* **REQUIRED WORK**
Show all lines from the data that include the word "children".

* **RECORDS FOR PROCESSING**
Content starts

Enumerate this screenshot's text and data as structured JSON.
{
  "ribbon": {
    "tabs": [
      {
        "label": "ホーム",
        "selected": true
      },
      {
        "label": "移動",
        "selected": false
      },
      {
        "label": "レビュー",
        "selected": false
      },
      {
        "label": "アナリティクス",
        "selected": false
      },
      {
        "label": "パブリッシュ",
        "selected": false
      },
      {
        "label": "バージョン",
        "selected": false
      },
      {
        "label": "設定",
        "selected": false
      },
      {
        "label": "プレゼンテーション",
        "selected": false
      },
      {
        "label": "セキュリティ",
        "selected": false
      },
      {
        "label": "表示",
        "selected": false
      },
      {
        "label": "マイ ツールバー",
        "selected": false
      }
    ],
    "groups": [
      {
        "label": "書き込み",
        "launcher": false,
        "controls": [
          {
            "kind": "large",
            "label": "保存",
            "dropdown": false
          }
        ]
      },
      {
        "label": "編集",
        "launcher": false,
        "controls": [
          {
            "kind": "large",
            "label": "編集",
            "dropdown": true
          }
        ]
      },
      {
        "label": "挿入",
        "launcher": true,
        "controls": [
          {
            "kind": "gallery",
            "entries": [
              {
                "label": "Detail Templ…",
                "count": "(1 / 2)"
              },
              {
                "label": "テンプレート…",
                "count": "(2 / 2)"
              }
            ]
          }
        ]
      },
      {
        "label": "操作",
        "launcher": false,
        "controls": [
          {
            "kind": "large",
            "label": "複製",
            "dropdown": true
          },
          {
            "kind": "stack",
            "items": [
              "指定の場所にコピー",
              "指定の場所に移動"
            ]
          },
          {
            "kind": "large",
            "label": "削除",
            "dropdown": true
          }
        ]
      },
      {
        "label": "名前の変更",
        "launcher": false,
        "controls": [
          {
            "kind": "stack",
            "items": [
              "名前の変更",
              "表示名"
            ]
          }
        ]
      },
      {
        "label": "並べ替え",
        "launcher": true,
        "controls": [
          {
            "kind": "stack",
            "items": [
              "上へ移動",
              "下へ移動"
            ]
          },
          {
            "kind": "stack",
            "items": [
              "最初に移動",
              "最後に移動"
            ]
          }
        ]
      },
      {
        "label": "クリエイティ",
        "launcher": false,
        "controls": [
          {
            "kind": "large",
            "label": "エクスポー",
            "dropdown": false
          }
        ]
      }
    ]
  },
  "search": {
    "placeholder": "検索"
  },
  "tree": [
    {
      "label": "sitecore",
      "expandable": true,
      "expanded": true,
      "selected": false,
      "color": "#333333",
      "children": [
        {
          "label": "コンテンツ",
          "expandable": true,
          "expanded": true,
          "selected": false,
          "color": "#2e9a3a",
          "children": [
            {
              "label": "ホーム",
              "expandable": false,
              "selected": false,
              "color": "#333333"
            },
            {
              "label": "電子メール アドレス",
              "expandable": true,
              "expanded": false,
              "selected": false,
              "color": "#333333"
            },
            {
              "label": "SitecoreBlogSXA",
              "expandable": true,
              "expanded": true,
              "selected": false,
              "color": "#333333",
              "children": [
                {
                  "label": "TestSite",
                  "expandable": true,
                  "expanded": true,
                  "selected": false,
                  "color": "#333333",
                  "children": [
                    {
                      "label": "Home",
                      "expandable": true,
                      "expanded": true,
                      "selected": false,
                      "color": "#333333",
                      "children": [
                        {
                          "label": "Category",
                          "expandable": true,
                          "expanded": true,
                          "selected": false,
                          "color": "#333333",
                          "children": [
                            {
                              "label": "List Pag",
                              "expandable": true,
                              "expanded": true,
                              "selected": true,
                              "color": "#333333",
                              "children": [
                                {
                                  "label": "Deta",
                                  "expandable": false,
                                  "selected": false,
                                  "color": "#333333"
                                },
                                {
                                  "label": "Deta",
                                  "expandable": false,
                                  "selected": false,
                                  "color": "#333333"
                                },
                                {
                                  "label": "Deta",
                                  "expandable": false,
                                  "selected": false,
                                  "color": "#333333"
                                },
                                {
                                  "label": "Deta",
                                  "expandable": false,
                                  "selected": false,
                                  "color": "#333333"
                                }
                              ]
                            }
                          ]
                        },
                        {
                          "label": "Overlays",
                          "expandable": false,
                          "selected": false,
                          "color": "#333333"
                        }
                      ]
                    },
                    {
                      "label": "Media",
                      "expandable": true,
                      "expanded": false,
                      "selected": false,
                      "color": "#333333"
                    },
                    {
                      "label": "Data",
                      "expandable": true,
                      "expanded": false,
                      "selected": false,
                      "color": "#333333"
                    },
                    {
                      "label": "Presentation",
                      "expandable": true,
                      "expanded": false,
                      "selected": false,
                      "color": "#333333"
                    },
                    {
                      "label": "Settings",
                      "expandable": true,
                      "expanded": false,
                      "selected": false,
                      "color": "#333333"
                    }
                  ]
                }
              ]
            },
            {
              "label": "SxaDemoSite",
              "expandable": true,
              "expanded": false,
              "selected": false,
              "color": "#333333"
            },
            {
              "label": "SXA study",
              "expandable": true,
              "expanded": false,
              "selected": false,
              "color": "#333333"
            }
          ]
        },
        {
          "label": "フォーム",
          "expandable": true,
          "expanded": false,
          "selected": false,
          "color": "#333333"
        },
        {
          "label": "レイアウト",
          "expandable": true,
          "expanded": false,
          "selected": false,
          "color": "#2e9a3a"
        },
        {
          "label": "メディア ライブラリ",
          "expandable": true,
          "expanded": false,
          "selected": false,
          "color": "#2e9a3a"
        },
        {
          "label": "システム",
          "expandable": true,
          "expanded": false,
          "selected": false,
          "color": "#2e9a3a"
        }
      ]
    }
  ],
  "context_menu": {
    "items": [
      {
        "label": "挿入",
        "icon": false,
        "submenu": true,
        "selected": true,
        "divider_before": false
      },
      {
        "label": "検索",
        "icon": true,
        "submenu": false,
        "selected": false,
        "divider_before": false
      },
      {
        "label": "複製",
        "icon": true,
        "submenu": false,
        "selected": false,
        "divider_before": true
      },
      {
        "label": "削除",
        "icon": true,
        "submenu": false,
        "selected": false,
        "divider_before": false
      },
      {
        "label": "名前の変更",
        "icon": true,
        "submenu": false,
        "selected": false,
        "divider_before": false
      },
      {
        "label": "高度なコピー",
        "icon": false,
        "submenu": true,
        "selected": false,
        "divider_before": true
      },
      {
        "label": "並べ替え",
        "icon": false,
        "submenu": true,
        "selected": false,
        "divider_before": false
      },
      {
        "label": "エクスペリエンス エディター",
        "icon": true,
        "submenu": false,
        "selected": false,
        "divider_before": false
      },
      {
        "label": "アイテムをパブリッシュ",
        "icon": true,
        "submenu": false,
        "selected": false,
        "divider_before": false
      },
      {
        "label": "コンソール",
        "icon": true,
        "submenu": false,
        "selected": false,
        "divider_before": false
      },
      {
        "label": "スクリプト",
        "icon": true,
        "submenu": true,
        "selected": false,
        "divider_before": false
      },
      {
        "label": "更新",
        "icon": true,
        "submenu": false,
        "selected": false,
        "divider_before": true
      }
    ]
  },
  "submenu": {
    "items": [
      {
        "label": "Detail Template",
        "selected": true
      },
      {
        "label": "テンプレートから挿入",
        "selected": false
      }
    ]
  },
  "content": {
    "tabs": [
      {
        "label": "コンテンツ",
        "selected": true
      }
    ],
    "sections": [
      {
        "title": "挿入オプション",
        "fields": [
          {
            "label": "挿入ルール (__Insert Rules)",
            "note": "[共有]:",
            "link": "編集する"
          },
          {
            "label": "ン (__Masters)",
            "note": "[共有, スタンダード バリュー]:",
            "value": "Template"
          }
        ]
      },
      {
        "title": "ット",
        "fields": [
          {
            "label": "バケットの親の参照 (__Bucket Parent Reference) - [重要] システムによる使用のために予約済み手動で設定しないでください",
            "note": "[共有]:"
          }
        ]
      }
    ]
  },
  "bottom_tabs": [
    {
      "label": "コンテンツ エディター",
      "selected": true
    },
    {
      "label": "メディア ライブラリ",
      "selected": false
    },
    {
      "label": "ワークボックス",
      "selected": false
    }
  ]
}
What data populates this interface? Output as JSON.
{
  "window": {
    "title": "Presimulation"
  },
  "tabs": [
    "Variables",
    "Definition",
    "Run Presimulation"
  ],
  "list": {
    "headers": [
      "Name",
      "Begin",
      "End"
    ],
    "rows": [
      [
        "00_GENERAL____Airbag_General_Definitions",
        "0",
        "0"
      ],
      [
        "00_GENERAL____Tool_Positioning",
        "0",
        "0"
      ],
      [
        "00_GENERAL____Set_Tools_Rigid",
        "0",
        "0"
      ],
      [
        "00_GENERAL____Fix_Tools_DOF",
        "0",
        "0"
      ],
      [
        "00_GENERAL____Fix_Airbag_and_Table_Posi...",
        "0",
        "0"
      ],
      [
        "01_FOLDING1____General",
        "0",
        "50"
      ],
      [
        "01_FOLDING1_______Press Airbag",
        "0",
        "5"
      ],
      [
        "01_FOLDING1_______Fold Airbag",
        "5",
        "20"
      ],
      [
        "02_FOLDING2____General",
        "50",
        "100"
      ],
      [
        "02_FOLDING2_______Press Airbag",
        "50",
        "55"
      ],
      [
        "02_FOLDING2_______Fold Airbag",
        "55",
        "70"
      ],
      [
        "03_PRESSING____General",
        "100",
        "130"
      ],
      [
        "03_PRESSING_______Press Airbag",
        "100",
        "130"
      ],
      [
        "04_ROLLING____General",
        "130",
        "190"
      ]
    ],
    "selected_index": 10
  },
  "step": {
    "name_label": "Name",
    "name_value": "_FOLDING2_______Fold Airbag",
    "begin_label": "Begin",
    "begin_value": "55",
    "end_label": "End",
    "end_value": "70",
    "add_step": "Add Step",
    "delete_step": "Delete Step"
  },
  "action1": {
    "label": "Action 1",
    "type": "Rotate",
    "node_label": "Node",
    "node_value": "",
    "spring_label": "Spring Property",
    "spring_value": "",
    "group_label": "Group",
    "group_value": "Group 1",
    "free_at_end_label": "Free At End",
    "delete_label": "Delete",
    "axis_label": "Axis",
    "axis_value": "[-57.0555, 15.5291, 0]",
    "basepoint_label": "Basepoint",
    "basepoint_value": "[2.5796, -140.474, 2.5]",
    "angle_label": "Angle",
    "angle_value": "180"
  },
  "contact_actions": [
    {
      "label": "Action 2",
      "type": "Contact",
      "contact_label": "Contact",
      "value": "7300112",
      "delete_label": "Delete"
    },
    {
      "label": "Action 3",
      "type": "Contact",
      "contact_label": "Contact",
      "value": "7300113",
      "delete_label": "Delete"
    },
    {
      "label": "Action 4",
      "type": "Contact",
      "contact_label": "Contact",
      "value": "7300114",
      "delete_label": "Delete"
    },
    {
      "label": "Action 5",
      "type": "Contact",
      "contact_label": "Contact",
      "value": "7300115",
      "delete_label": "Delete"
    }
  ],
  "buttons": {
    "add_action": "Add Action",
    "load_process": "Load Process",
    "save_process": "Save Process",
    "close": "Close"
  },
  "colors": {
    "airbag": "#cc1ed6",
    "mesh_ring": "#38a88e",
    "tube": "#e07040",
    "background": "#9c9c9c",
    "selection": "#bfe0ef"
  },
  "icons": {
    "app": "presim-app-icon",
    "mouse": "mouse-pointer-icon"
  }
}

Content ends

* **TASK RESPONSE**
      "children": [
          "children": [
              "children": [
                  "children": [
                      "children": [
                          "children": [
                              "children": [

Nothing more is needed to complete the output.